* _Dataset rows describing interfaces_:
--- START ---

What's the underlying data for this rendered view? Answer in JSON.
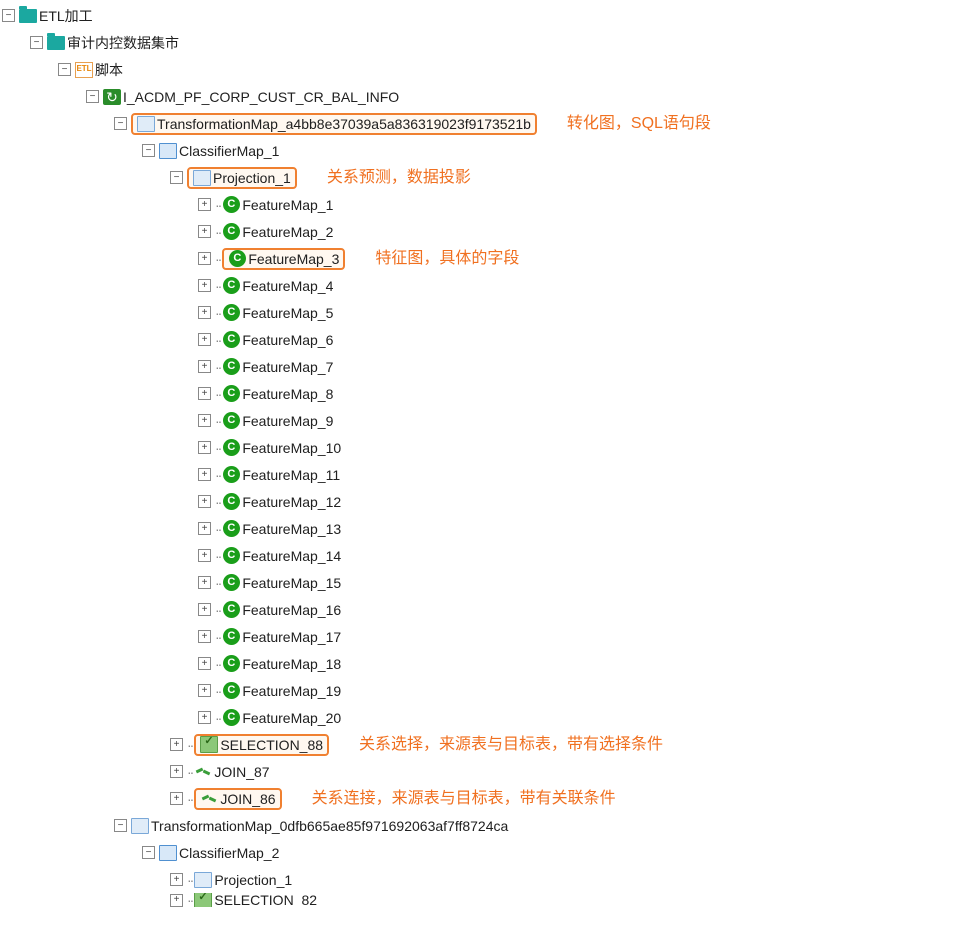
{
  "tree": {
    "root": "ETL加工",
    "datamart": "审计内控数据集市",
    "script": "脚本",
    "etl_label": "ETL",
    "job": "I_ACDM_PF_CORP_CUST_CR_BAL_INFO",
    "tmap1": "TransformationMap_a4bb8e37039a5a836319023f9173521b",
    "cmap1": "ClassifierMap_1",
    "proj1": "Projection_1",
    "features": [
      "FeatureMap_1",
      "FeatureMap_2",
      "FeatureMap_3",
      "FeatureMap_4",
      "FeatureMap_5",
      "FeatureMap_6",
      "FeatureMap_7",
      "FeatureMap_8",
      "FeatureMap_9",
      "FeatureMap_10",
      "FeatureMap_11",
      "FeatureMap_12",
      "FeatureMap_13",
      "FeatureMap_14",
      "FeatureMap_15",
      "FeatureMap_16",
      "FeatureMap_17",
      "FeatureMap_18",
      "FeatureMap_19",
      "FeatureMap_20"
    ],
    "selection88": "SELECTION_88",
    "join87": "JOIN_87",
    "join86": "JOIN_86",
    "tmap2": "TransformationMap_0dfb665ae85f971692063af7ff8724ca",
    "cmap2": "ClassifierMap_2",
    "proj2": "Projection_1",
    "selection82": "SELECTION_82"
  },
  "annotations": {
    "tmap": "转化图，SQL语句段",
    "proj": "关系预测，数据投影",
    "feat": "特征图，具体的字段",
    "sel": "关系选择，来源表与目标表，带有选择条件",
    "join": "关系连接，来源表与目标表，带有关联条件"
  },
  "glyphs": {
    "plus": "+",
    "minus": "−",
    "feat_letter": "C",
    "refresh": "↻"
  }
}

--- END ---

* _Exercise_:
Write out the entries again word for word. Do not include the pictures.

* _Response to the task_:
What's the underlying data for this rendered view? Answer in JSON.
{
  "tree": {
    "root": "ETL加工",
    "datamart": "审计内控数据集市",
    "script": "脚本",
    "etl_label": "ETL",
    "job": "I_ACDM_PF_CORP_CUST_CR_BAL_INFO",
    "tmap1": "TransformationMap_a4bb8e37039a5a836319023f9173521b",
    "cmap1": "ClassifierMap_1",
    "proj1": "Projection_1",
    "features": [
      "FeatureMap_1",
      "FeatureMap_2",
      "FeatureMap_3",
      "FeatureMap_4",
      "FeatureMap_5",
      "FeatureMap_6",
      "FeatureMap_7",
      "FeatureMap_8",
      "FeatureMap_9",
      "FeatureMap_10",
      "FeatureMap_11",
      "FeatureMap_12",
      "FeatureMap_13",
      "FeatureMap_14",
      "FeatureMap_15",
      "FeatureMap_16",
      "FeatureMap_17",
      "FeatureMap_18",
      "FeatureMap_19",
      "FeatureMap_20"
    ],
    "selection88": "SELECTION_88",
    "join87": "JOIN_87",
    "join86": "JOIN_86",
    "tmap2": "TransformationMap_0dfb665ae85f971692063af7ff8724ca",
    "cmap2": "ClassifierMap_2",
    "proj2": "Projection_1",
    "selection82": "SELECTION_82"
  },
  "annotations": {
    "tmap": "转化图，SQL语句段",
    "proj": "关系预测，数据投影",
    "feat": "特征图，具体的字段",
    "sel": "关系选择，来源表与目标表，带有选择条件",
    "join": "关系连接，来源表与目标表，带有关联条件"
  },
  "glyphs": {
    "plus": "+",
    "minus": "−",
    "feat_letter": "C",
    "refresh": "↻"
  }
}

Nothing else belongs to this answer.